ASH: I was actually asked to do the story “Nonbelievers” for Amazing Forest just as I was finishing the final art on my third comic. They needed an eight page story done and asked me to do it. I’d been recommended by another comic artist on twitter and I read the pages and knew that I’d be able to fit it into my schedule. It was my first professional comics gig and I’m grateful that I was asked to do it. I was sent a script and just went hardcore over five days, drew the whole thing inked it, lettered it and sent it back finished. It was a whirlwind and they were really happy with the results. I’ve wanted to do my own comics for years, I just had to be able to book off the time to do it. I only did a few other commissioned paintings during the time so I wasn’t making any real money while I drew the comics. It was a huge learning curve and I came out the other side with a product that I think people are going to really enjoy.
GP: What are your favourite drawings or sketches for your Sweet Action show at Seven Crowns Tattoo so far?
ASH: That’s a tough one, each piece has a little something about it that I like, whether it’s a facial expression or a pose, maybe I did some nice colouring with the Copic markers on a certain piece. I like things that are funny, hard core comic guy poses are cool but if I can do something like MODOK wearing a beer can hat or getting to draw a character like Wez from The Road Warrior those one’s stand out for me.
GP: Can you tell us more about your three comics works: The Homeless G-Men, Crypto Zombic, and Battle Rally?
ASH: As a whole I wanted them to be fun. I wanted people who don’t consider themselves hard core comic fans to enjoy them: that there isn’t an intimidation factor, that they were more like great B-movie VHS films than serious investigations into what it means to be a hero or plots that were too esoteric to follow. Here’s a breakdown of what each comic is about:
THE HOMELESS G-MEN is about a team of cops hunted by the very city they swore to protect race to clear their name: a “good time noir” for fans of Eric Powell’s The Goon and Will Eisner’s The Spirit.

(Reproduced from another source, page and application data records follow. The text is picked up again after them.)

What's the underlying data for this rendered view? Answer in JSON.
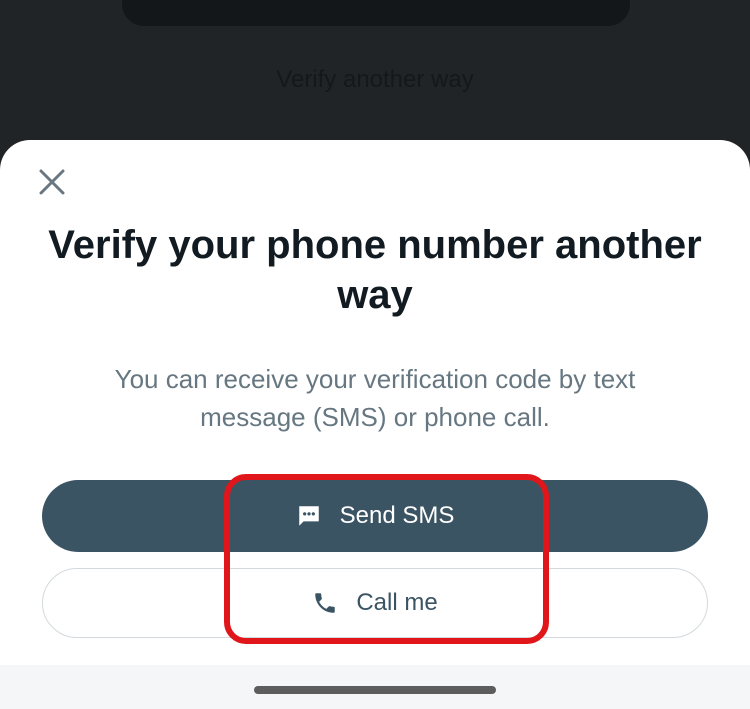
{
  "background": {
    "link_label": "Verify another way"
  },
  "sheet": {
    "close_icon": "close-icon",
    "title": "Verify your phone number another way",
    "subtitle": "You can receive your verification code by text message (SMS) or phone call.",
    "send_sms": {
      "label": "Send SMS",
      "icon": "message-icon"
    },
    "call_me": {
      "label": "Call me",
      "icon": "phone-icon"
    }
  },
  "colors": {
    "primary_button": "#3b5464",
    "highlight": "#e0161b",
    "title": "#111b21",
    "subtitle": "#667781"
  }
}
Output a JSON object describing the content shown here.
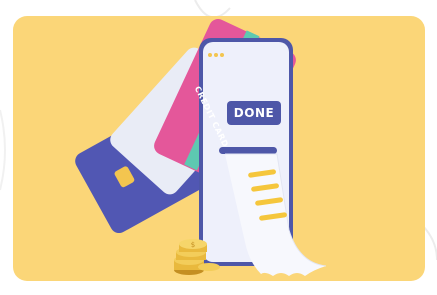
{
  "illustration": {
    "button_label": "DONE",
    "card_text": "CREDIT CARD",
    "colors": {
      "background": "#fbd678",
      "phone": "#eef0fb",
      "accent_blue": "#4e57a8",
      "card_pink": "#e4579a",
      "card_stripe": "#5dc9b1",
      "receipt_lines": "#f5c63c",
      "coin": "#e9b93d"
    }
  }
}
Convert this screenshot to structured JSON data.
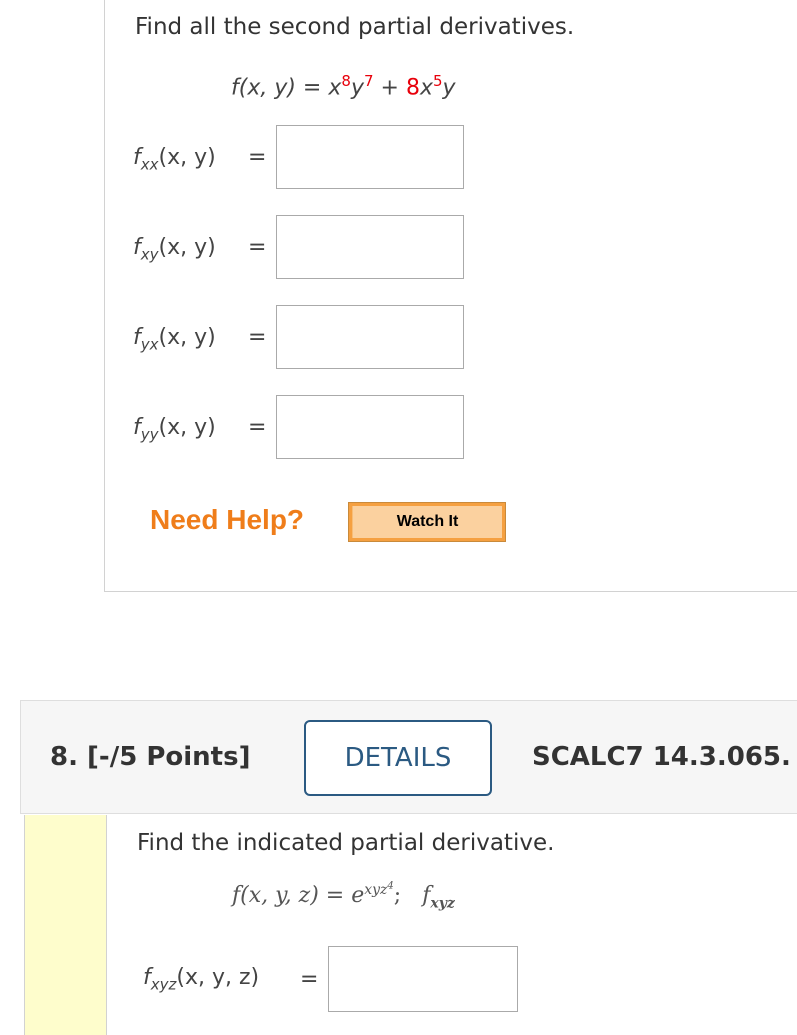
{
  "q7": {
    "prompt": "Find all the second partial derivatives.",
    "function": {
      "lhs": "f(x, y) = ",
      "term1_base1": "x",
      "term1_exp1": "8",
      "term1_base2": "y",
      "term1_exp2": "7",
      "plus": " + ",
      "term2_coef": "8",
      "term2_base": "x",
      "term2_exp": "5",
      "term2_tail": "y"
    },
    "rows": [
      {
        "f": "f",
        "sub": "xx",
        "args": "(x, y)",
        "eq": "="
      },
      {
        "f": "f",
        "sub": "xy",
        "args": "(x, y)",
        "eq": "="
      },
      {
        "f": "f",
        "sub": "yx",
        "args": "(x, y)",
        "eq": "="
      },
      {
        "f": "f",
        "sub": "yy",
        "args": "(x, y)",
        "eq": "="
      }
    ],
    "need_help": "Need Help?",
    "watch_it": "Watch It"
  },
  "q8": {
    "number_points": "8. [-/5 Points]",
    "details": "DETAILS",
    "code": "SCALC7 14.3.065.",
    "prompt": "Find the indicated partial derivative.",
    "function": {
      "lhs": "f(x, y, z) = e",
      "exp_base": "xyz",
      "exp_power": "4",
      "sep": ";",
      "target_f": "f",
      "target_sub": "xyz"
    },
    "answer_row": {
      "f": "f",
      "sub": "xyz",
      "args": "(x, y, z)",
      "eq": "="
    }
  },
  "colors": {
    "highlight_red": "#e8000b",
    "need_help_orange": "#ef7d1a",
    "details_blue": "#2b5a82",
    "sidebar_yellow": "#fefdcc"
  }
}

CRYPTO-ZOMBIC is about the only surviving scientist of an experiment gone horribly wrong as he returns to the Island of Isla Sopresa: populated with zombies, monsters that were thought to be the stuff of legend and a whole bunch of psychopaths. It’s a tale of mad science and ghastly creatures. If you loved the game Altered Beast or any 80’s action film, CZ is the book for you.
Finally get ready for BATTLE RALLY! In the near future teams of racers risk life and limb for glory and product endorsements, will the members of “Team Juicy Blast” win the gold or tear themselves apart before they even place? Battle Rally combines vehicle combat and giant robot battles in explosive action for fans of Voltron, The Shogun Warriors and Death Race.